→ **EXERCISE GOAL**: The expected reply is all of the data, returned exactly.
%%
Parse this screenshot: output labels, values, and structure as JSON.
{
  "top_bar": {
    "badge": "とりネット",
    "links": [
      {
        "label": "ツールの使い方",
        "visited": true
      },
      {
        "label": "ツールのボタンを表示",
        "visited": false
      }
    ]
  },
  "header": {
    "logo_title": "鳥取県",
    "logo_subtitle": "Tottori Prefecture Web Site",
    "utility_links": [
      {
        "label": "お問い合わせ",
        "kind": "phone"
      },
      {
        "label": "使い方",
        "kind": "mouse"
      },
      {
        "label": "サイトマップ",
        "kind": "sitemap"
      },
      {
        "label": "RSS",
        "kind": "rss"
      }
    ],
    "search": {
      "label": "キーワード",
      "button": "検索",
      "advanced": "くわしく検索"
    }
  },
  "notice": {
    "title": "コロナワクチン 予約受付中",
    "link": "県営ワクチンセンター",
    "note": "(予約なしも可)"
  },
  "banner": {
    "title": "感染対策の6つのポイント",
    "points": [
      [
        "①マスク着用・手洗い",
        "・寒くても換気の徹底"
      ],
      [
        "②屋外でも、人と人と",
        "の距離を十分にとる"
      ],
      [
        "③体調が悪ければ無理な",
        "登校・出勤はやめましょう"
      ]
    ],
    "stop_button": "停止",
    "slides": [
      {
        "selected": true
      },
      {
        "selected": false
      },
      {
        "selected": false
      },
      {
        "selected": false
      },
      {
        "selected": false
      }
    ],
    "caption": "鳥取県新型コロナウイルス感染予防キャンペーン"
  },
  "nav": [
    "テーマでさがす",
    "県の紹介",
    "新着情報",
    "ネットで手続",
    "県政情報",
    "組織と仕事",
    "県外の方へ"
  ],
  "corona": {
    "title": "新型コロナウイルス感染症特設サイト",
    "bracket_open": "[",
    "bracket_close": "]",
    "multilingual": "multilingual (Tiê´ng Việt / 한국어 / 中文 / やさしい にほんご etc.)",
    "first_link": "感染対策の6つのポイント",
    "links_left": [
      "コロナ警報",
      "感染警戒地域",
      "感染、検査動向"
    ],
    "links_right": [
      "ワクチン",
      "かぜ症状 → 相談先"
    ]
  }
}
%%
→ **EXERCISE RESULT**:
Parse this screenshot: output labels, values, and structure as JSON.
{
  "top_bar": {
    "badge": "とりネット",
    "links": [
      {
        "label": "ツールの使い方",
        "visited": true
      },
      {
        "label": "ツールのボタンを表示",
        "visited": false
      }
    ]
  },
  "header": {
    "logo_title": "鳥取県",
    "logo_subtitle": "Tottori Prefecture Web Site",
    "utility_links": [
      {
        "label": "お問い合わせ",
        "kind": "phone"
      },
      {
        "label": "使い方",
        "kind": "mouse"
      },
      {
        "label": "サイトマップ",
        "kind": "sitemap"
      },
      {
        "label": "RSS",
        "kind": "rss"
      }
    ],
    "search": {
      "label": "キーワード",
      "button": "検索",
      "advanced": "くわしく検索"
    }
  },
  "notice": {
    "title": "コロナワクチン 予約受付中",
    "link": "県営ワクチンセンター",
    "note": "(予約なしも可)"
  },
  "banner": {
    "title": "感染対策の6つのポイント",
    "points": [
      [
        "①マスク着用・手洗い",
        "・寒くても換気の徹底"
      ],
      [
        "②屋外でも、人と人と",
        "の距離を十分にとる"
      ],
      [
        "③体調が悪ければ無理な",
        "登校・出勤はやめましょう"
      ]
    ],
    "stop_button": "停止",
    "slides": [
      {
        "selected": true
      },
      {
        "selected": false
      },
      {
        "selected": false
      },
      {
        "selected": false
      },
      {
        "selected": false
      }
    ],
    "caption": "鳥取県新型コロナウイルス感染予防キャンペーン"
  },
  "nav": [
    "テーマでさがす",
    "県の紹介",
    "新着情報",
    "ネットで手続",
    "県政情報",
    "組織と仕事",
    "県外の方へ"
  ],
  "corona": {
    "title": "新型コロナウイルス感染症特設サイト",
    "bracket_open": "[",
    "bracket_close": "]",
    "multilingual": "multilingual (Tiê´ng Việt / 한국어 / 中文 / やさしい にほんご etc.)",
    "first_link": "感染対策の6つのポイント",
    "links_left": [
      "コロナ警報",
      "感染警戒地域",
      "感染、検査動向"
    ],
    "links_right": [
      "ワクチン",
      "かぜ症状 → 相談先"
    ]
  }
}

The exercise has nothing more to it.